§ TASK PROMPT
Exact copies of all the lines below are needed, without the pictures.

BEGIN

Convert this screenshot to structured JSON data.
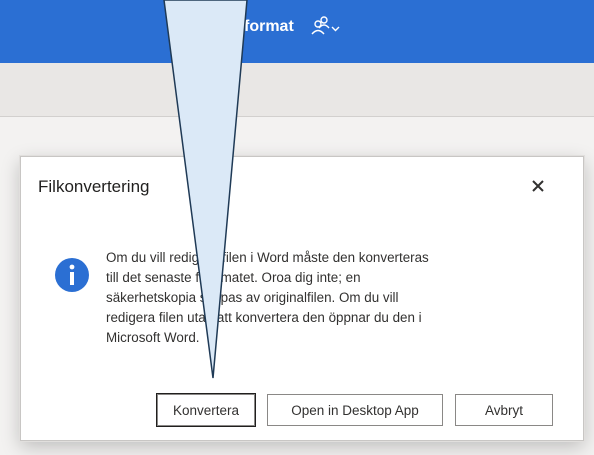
{
  "header": {
    "title_fragment": "format",
    "account_icon": "person-add-icon",
    "caret_icon": "chevron-down-icon",
    "accent_color": "#2b6fd3"
  },
  "dialog": {
    "title": "Filkonvertering",
    "close_icon": "close-icon",
    "info_icon": "info-icon",
    "message_lines": [
      "Om du vill redigera filen i Word måste den konverteras",
      "till det senaste filformatet. Oroa dig inte; en",
      "säkerhetskopia skapas av originalfilen. Om du vill",
      "redigera filen utan att konvertera den öppnar du den i",
      "Microsoft Word."
    ],
    "buttons": {
      "convert": "Konvertera",
      "open_desktop": "Open in Desktop App",
      "cancel": "Avbryt"
    }
  },
  "overlay": {
    "callout_color": "#dbe9f7",
    "callout_stroke": "#1f3a56"
  }
}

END

§ RESPONSE TO THIS EXERCISE
Convert this screenshot to structured JSON data.
{
  "header": {
    "title_fragment": "format",
    "account_icon": "person-add-icon",
    "caret_icon": "chevron-down-icon",
    "accent_color": "#2b6fd3"
  },
  "dialog": {
    "title": "Filkonvertering",
    "close_icon": "close-icon",
    "info_icon": "info-icon",
    "message_lines": [
      "Om du vill redigera filen i Word måste den konverteras",
      "till det senaste filformatet. Oroa dig inte; en",
      "säkerhetskopia skapas av originalfilen. Om du vill",
      "redigera filen utan att konvertera den öppnar du den i",
      "Microsoft Word."
    ],
    "buttons": {
      "convert": "Konvertera",
      "open_desktop": "Open in Desktop App",
      "cancel": "Avbryt"
    }
  },
  "overlay": {
    "callout_color": "#dbe9f7",
    "callout_stroke": "#1f3a56"
  }
}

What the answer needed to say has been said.